One of my instructors, Drew, was busy explaining the hanging scroll in the cove in the corner of the tea room — too busy to notice my very visible physical discomfort. On this snowy morning, the scroll featured Japanese calligraphy and the characters for beautiful, moon, and flower. “It serves as a reminder that beauty can still be found even in the depths… More…

 

In Japan, most of us in the dorm honestly preferred to meet and talk in the communal shower rather than have people over to our rooms because the shower was more spacious and less intimate than our rooms. The dorms were narrow, and they took on the smell of our trash, our dirty laundry, our angst, and most of us were of the opinion that it was best not to bring too many people into that.

I let my neighbor Miyuki into my room one late fall night, though, because I was tired of holding the door open and talking to her in the hallway, which was cold and had florescent light. Miyuki was blinky, scratchy, frizzy-haired, and a little bit darker than most girls. Once she was in my room sitting on my futon —looking wide-eyed… More…

 

 

When I moved back to my parents’ home in Reading, Pennsylvania, I thought it would be a brief stopover. I had recently graduated from college and just returned from a year in Japan; I was hoping to live with my parents while I worked on a book. What started as a three-month visit grew into a 23-month extended stay.

This time at home was not, however, without its memorable moments. Highlights included celebrating my 24th birthday at a Hall & Oates concert with my mother; attending the Mid-Atlantic District Barbershop Chorus Championships in Wildwood, New Jersey, with my father; a variety of squirrel encounters; and wearing a chain mail belt of my own creation to my cousin’s Renaissance-themed wedding.

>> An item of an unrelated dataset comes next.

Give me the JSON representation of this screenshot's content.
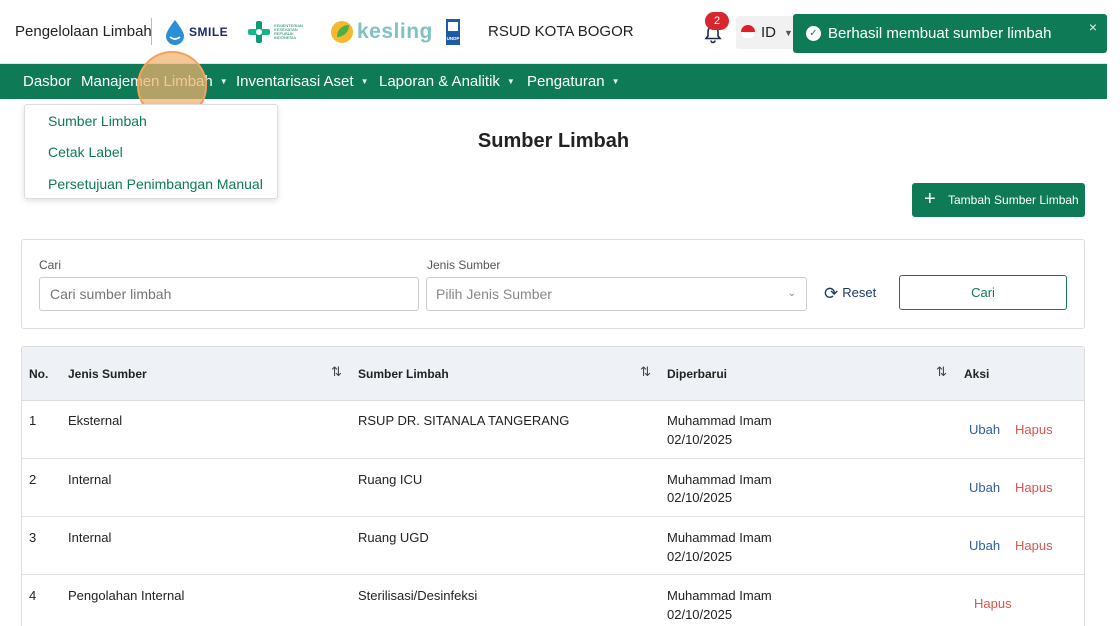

Daily life was filled with pleasant discoveries (noticing the train sounds from my bedroom for the first time, watching the moon from the roof) but tinged with the… More…